Professor testifies in Congress
Economics Professor David Blanchflower spoke last week to a Congressional panel about rising unemployment among American youth and minorities.
The Panel of Economic Advisors, which is part of the Congressional Budget Office, asked Blanchflower to speak on the labor market, employment consequences of the North American Free Trade Agreement, the Clinton health plan and proposed new job-training plans.
Blanchflower said his talk to the panel, which included four Nobel prize-winning economists, was called "The Bifurcated Labor Market." It focused on the future of low-wage, poorly-educated workers.
"We are going to have to deal with the problem of poverty, presuming that these problems are going to continue," he said.
Blanchflower said he presented an overview of the U.S. labor market and compared it to similar labor markets in other countries. He addressed youth employment, particularly with minorities, and the difficulty of finding jobs after graduation.
"Particularly we have to target ourselves on the young people who are hurting," Blanchflower said. "We have to look to do new things. Anything is worth trying to help these people. For some people there is no transition from school to work and for many others, it is a very difficult one. We worry about that."
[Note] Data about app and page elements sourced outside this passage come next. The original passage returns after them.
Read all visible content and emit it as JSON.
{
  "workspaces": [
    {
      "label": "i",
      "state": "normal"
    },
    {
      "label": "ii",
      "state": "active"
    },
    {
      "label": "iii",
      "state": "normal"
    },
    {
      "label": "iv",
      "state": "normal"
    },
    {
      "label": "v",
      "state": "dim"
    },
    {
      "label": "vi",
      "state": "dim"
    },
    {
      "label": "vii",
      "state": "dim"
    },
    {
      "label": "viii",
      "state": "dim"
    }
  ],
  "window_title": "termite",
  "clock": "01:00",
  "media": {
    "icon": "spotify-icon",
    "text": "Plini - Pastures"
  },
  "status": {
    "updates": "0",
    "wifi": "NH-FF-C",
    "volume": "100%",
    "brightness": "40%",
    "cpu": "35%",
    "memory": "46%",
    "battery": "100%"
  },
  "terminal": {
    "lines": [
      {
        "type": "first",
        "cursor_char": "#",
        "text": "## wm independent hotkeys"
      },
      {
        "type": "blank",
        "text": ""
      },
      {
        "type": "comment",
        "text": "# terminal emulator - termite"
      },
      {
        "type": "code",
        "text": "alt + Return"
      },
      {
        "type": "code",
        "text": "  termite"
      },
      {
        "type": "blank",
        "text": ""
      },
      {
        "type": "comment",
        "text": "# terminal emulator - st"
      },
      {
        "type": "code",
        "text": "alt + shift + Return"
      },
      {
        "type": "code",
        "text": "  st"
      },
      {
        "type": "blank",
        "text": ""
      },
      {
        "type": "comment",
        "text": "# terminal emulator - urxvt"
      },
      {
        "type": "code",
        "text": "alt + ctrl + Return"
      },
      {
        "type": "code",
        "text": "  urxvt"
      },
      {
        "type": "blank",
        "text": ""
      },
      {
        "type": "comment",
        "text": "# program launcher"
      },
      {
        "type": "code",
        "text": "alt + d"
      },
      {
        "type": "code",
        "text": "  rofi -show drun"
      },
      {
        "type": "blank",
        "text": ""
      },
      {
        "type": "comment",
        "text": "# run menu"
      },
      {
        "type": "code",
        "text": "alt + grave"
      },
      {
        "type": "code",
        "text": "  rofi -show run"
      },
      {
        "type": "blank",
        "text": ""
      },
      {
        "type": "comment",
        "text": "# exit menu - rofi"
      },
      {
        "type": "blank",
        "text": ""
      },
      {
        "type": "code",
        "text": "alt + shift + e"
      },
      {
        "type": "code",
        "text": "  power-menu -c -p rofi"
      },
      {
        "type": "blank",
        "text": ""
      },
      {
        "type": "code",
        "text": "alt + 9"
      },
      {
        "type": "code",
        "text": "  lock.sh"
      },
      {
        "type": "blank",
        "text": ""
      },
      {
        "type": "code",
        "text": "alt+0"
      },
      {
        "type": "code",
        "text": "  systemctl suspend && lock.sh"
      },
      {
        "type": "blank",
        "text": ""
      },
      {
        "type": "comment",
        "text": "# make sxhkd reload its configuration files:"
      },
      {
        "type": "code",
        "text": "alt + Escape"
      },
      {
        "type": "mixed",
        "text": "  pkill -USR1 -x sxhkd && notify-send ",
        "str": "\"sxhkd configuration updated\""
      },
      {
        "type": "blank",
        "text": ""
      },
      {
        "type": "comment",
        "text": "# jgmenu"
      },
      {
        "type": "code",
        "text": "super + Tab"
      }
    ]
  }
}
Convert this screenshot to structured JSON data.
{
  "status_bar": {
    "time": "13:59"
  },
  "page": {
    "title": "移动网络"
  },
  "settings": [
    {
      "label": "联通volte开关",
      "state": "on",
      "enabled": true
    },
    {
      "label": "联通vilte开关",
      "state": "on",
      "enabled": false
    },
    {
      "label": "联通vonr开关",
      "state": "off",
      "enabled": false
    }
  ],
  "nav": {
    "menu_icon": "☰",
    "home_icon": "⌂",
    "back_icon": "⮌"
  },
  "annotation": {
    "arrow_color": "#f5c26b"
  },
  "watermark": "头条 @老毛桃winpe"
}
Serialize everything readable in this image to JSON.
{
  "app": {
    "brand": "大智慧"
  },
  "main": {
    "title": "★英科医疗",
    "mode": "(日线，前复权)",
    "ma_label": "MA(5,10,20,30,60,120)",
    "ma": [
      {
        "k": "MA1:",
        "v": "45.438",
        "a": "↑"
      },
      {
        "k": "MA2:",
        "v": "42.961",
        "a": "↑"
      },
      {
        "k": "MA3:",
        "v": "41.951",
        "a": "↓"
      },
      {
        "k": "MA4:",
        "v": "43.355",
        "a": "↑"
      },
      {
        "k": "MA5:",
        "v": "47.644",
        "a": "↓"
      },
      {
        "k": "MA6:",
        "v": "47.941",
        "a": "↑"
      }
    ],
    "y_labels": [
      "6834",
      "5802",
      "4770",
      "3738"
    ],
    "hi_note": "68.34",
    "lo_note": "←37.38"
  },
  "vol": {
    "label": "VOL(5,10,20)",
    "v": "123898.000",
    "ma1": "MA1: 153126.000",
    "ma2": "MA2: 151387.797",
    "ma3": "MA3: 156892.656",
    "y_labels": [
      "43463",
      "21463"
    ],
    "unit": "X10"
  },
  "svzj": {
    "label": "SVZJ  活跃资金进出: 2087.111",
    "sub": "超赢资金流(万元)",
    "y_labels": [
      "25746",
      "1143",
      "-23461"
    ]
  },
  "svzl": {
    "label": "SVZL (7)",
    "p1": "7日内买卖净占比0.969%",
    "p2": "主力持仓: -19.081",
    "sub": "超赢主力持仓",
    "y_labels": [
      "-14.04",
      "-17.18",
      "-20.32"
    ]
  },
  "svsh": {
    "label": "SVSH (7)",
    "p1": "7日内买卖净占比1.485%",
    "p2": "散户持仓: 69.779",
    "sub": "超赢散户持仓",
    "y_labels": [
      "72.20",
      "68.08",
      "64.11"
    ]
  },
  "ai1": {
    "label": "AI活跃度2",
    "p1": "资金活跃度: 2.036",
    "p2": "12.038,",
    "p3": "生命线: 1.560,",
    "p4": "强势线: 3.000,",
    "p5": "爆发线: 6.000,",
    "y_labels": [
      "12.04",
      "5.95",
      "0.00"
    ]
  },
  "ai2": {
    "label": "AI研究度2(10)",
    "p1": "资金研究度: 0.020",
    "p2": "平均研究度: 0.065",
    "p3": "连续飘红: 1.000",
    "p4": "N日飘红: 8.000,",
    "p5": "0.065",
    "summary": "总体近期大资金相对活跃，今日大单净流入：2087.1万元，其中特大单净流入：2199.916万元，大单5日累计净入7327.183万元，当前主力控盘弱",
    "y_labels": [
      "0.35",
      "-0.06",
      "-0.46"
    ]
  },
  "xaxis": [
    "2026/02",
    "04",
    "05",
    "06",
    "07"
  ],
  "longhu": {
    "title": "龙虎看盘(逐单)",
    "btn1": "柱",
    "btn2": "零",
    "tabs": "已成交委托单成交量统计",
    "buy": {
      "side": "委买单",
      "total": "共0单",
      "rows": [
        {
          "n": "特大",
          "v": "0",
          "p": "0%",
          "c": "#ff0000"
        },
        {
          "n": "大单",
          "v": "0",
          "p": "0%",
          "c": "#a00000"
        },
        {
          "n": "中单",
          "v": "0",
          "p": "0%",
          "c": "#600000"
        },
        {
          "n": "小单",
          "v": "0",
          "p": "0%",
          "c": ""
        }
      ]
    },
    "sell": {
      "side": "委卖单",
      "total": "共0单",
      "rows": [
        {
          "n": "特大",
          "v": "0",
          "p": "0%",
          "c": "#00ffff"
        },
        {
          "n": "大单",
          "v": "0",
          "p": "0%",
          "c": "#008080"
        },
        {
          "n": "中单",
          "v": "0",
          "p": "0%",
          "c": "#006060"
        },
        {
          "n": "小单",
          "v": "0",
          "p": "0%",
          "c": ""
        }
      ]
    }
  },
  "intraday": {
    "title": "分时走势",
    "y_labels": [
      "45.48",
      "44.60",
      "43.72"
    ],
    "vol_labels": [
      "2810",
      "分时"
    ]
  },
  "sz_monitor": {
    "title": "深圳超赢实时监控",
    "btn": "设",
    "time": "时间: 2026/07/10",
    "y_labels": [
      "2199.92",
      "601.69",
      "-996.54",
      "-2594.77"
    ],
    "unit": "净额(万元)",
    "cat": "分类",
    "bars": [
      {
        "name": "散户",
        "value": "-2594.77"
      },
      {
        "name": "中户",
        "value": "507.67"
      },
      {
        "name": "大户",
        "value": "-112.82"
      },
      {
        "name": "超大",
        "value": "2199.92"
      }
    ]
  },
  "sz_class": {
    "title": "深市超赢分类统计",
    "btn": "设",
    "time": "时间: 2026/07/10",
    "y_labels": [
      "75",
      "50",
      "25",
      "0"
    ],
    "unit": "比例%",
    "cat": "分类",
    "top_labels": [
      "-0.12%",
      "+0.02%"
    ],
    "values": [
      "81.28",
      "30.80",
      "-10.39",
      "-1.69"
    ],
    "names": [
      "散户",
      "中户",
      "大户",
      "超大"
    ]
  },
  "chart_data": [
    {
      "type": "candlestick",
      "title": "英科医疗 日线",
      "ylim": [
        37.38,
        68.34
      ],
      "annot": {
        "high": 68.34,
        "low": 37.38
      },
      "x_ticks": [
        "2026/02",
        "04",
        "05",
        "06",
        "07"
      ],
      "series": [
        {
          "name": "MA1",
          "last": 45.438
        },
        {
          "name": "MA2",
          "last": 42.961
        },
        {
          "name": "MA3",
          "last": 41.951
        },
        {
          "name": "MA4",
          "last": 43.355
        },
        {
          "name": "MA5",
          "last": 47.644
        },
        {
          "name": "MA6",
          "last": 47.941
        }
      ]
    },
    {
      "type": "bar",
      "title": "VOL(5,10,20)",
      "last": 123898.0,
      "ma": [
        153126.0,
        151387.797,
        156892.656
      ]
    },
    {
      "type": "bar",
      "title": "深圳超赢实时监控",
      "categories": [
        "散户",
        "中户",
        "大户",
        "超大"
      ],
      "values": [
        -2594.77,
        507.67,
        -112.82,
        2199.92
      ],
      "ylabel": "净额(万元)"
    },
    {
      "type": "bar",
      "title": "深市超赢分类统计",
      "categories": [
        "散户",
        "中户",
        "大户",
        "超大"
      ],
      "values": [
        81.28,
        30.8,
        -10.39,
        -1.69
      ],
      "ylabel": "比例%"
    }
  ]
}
Blanchflower said his speech was part of the panel's move to develop a plan to remedy the problems he addressed.
"I think they responded pretty well," Blanchflower said. "It's very hard to know what to do in this situation. The administration is definitely going to do something, but the type of action is still not clear."
During the past few years, Blanchflower has worked on a series of comparative studies that look at wage determination and inequality, the influence of trade unions, the growth of self-employment and the nature of training in the workplace in various countries.
Currently, Blanchflower is organizing a conference for the National Bureau of Economic Research.
He is also examining the causes and nature of youth unemployment.